Victoria Eugenia Theatre, San Sebastian

 

Claude COHEN-TANNOUDJI École Normale Supérieure (ENS), France

Every scientific discovery opens new horizons and changes our vision of the world. The great scientific synthesis, like the conservation of energy, the wave particle duality for light and matter, the expansion of the universe, the genetic code, have an aesthetic value like the masterpieces of painting, music or literature. They enrich the heritage of mankind and can thus be considered as an integral part of the culture. The scientific activity also contributes to the improvement of the moral qualities of those who practice it: curiosity, desire to learn, to transmit their knowledge to younger generations, modesty, open mind, sense of dialog, of confrontation of ideas. Needless to say, Science also contributes to the improvement of the living conditions of mankind by finding solutions to the problems of energy, water, food, health. Finally, Science is a universal language. Scientists belonging to people in conflict can meet, talk together, exchange ideas, and contribute to the fight against intolerance and fanaticism.


  Saturday, 1 OCT
Afternoon
18:30 - 19:10 Plenary Lecture imagen ponente

Victoria Eugenia Theatre, San Sebastian

 

Alessandra BUONANNO Max Planck Institute for Gravitational Physics, Germany

In the theory of general relativity spacetime is a dynamic and elastic entity both influencing and influenced by the distribution of mass and energy that it contains. The accelerated motion of mass and energy can ring spacetime, generating ripples or gravitational waves that propagate away from the source at the speed of light. Those ripples encode unique information about the source that has generated them, whatever the source is: a rapidly rotating neutron star, a binary black-hole system, a supernova or a rapidly changing gravitational field. Those ripples passing through the Earth were detected for the first time in 2015 by the LIGO instruments, which monitor displacements of mirrors at about a ten-thousandth of a proton’s diameter. The discovery of gravitational waves heralded a new era in physics and astrophysics, as it permits a new kind of observation of the cosmos, quite different from today’s electromagnetic and particle observations. In this talk I will review the discovery and discuss the bright future of gravitational-wave astronomy.
19:20 - 20:00 Plenary Lecture imagen ponente

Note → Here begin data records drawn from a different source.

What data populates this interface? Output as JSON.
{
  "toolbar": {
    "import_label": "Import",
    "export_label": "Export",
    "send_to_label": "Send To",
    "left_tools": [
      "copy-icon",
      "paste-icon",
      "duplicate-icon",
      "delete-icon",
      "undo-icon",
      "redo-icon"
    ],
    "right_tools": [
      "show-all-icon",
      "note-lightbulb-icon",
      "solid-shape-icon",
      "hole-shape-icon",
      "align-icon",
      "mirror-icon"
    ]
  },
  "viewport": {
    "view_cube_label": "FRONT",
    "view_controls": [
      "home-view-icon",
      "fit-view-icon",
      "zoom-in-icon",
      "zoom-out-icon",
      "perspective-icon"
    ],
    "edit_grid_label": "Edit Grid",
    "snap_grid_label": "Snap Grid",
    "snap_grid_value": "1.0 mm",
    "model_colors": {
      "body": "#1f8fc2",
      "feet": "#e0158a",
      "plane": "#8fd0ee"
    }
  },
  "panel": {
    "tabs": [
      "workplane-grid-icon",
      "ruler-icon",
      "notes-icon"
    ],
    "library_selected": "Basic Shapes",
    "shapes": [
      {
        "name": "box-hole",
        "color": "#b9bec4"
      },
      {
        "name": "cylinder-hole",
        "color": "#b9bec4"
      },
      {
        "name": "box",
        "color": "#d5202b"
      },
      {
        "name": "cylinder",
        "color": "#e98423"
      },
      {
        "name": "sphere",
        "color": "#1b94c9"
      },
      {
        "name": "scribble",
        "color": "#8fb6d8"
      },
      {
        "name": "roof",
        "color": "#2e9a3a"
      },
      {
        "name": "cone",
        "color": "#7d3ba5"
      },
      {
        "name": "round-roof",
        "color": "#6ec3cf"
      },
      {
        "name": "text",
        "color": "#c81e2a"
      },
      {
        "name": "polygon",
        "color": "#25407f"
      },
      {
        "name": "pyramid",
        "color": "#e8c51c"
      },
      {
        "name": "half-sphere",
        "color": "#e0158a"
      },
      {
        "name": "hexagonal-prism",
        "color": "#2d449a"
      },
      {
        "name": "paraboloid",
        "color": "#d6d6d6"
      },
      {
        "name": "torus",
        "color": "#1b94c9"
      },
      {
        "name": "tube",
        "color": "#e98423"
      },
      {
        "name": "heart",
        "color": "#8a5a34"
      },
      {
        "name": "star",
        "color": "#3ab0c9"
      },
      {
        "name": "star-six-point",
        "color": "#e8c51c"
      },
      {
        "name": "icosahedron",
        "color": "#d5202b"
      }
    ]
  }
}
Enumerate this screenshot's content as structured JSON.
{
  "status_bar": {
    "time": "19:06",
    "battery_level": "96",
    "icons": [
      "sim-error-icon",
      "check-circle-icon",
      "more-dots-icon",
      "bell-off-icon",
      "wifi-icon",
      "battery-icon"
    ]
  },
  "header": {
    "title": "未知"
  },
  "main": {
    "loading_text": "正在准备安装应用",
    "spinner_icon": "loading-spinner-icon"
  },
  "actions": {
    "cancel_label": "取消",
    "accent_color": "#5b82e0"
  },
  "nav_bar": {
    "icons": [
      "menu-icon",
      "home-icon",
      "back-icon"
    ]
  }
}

Victoria Eugenia Theatre, San Sebastian

 

Klaus von KLITZING Max Planck Institute for Solid State Research, Germany

Metrology- the science of measurements- is responsible for the international uniformity and precision in standards. Today, the seven units for meter, kilogram, second, ampere, kelvin, mole, and candela of our international system of units (SI units) are used as a basis to express everything in nature by numbers and units. The first global system of units was introduced during the French Revolution with prototypes for the meter and kilogram. Even today, an artefact of platinum iridium is by definition the international unit of mass but this standard is not stable enough. Therefore, the General Conference on Weights and Measures at his last meeting in November 2014 encouraged the international metrology community to complete all work until July 2017 necessary for a replacement of the current SI by a new system based on constants of nature. The quantum Hall effect (Nobel Prize 1985) plays a crucial role in this development, not only for the electrical units but also for the kilogram.